TORONTO, June 24, 2003 (LifeSiteNews.com) – In the June 2003 Interim, philosopher Dr. Donald DeMarco exposes the deadly flaws of popular novelist Ayn Rand’s cult philosophy of extreme individualism. Highly regarded among university students and social elites, Rand ended her days isolated and miserable, says DeMarco, as the inevitable result of her self-practiced theories. Dr. Demarco relates that Rand said man has a “right to life” but that she did not “mean by this statement that he has a ‘right to life’ that others have a duty to defend and support. Such a concept of ‘right to life’ implies a form of ‘altruism,’ and consequently is contrary to the good of the individual”(according to Rand). “In fact, for Rand, it constitutes a form of slavery.” Demarco continues “she firmly denies that groups such as the ‘unborn,’ ‘farmers,’ ‘businessmen,’ and so forth, have any rights whatsoever.”
For Ayn Rand, “Making sacrifices for one’s born or unborn children, one’s elderly parents or other family members becomes anathema”. She wants a perverse type of “Culture of Life to emerge, but she envisions that culture solely in terms of individuals choosing selfishly, the private goods of their own existence. If ever the anthem for a pro-choice philosophy has been recorded”, concludes DeMarco, “it comes from the pen of Ayn Rand”. “Rand managed to make the lives of everyone around her miserable”, says DeMarco and “when her life was over, she had barely a friend in the world. She was contemptuous even of her followers”. At her funeral in 1983 a six-foot replica of a dollar sign was placed on her coffin.
Although Rand’s well-crafted novels, based on her philosophy, have been fascinating and even attractive to many, DeMarco warns, “It was inevitable… that a philosophy that centred on the self to the exclusion of all others would leave its practitioner in isolation and intensely lonely… Ayn Rand’s philosophy is unlivable, either by her or anyone else”.
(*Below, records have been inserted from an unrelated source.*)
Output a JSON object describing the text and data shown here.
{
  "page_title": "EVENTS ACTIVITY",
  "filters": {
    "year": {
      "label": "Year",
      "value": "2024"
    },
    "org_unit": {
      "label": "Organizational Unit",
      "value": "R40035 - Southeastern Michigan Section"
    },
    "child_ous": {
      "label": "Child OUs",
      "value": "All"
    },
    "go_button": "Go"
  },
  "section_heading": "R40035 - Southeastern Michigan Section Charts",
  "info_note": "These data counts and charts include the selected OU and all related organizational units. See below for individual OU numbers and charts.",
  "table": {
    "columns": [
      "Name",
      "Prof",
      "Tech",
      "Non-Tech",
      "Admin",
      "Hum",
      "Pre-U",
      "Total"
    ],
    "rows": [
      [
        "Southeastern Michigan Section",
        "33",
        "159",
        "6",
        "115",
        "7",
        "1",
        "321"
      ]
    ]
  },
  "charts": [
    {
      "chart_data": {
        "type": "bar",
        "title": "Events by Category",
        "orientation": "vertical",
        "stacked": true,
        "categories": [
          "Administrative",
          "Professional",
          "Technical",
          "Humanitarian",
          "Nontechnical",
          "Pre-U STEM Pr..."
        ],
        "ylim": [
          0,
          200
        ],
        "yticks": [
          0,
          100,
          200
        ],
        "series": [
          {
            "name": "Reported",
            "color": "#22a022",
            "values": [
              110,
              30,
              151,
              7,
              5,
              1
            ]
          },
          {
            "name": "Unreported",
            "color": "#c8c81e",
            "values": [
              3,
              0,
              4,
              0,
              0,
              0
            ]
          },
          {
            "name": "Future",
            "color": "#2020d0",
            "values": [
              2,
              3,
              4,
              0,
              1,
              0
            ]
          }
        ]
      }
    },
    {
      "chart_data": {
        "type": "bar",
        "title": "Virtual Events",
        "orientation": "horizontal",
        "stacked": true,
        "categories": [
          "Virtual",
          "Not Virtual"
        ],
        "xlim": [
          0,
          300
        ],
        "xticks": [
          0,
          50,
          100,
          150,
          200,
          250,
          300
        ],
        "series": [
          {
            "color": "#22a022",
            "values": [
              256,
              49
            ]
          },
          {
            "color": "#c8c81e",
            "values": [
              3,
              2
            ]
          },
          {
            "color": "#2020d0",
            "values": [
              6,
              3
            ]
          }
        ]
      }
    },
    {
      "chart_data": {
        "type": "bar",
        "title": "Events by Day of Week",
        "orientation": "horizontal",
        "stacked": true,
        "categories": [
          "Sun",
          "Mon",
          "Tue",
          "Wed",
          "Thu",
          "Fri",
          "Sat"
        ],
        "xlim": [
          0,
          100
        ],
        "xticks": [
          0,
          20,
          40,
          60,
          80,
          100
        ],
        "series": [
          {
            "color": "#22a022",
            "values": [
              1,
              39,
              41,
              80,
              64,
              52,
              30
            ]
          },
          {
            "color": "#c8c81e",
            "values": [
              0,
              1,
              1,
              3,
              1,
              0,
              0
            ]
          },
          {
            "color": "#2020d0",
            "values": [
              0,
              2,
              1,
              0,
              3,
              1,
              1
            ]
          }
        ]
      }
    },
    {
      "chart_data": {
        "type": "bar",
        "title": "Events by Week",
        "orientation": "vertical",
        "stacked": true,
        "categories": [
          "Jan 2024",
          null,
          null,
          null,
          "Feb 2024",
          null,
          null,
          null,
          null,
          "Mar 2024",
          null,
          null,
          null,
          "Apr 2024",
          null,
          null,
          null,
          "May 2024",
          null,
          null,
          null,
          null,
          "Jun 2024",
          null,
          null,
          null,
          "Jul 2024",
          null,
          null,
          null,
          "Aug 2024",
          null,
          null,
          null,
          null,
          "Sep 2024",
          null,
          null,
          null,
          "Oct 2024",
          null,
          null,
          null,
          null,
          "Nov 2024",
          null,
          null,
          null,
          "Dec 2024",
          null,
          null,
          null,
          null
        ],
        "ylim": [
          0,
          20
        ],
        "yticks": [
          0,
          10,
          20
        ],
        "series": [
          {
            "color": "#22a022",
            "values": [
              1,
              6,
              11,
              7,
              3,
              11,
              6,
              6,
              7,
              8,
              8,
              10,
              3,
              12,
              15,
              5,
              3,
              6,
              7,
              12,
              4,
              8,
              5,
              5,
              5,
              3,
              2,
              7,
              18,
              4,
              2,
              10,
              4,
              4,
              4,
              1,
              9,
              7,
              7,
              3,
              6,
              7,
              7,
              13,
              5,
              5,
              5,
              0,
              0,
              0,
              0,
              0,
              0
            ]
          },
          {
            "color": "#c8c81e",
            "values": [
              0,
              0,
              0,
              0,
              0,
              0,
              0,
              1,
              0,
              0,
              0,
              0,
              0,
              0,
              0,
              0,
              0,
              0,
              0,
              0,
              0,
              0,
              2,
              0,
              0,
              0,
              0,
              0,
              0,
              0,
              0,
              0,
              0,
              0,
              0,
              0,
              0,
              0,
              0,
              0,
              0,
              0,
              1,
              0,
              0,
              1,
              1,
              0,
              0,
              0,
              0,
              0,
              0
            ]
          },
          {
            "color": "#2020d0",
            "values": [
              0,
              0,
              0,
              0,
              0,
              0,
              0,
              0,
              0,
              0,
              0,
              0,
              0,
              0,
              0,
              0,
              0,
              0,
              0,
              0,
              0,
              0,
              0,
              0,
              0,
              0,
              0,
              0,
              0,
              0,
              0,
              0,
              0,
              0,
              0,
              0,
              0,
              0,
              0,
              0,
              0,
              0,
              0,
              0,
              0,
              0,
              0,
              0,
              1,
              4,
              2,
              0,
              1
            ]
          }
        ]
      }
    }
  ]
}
See the complete Interim article on LifeSite at https://www.lifesitenews.com/interim/2003/june/index.html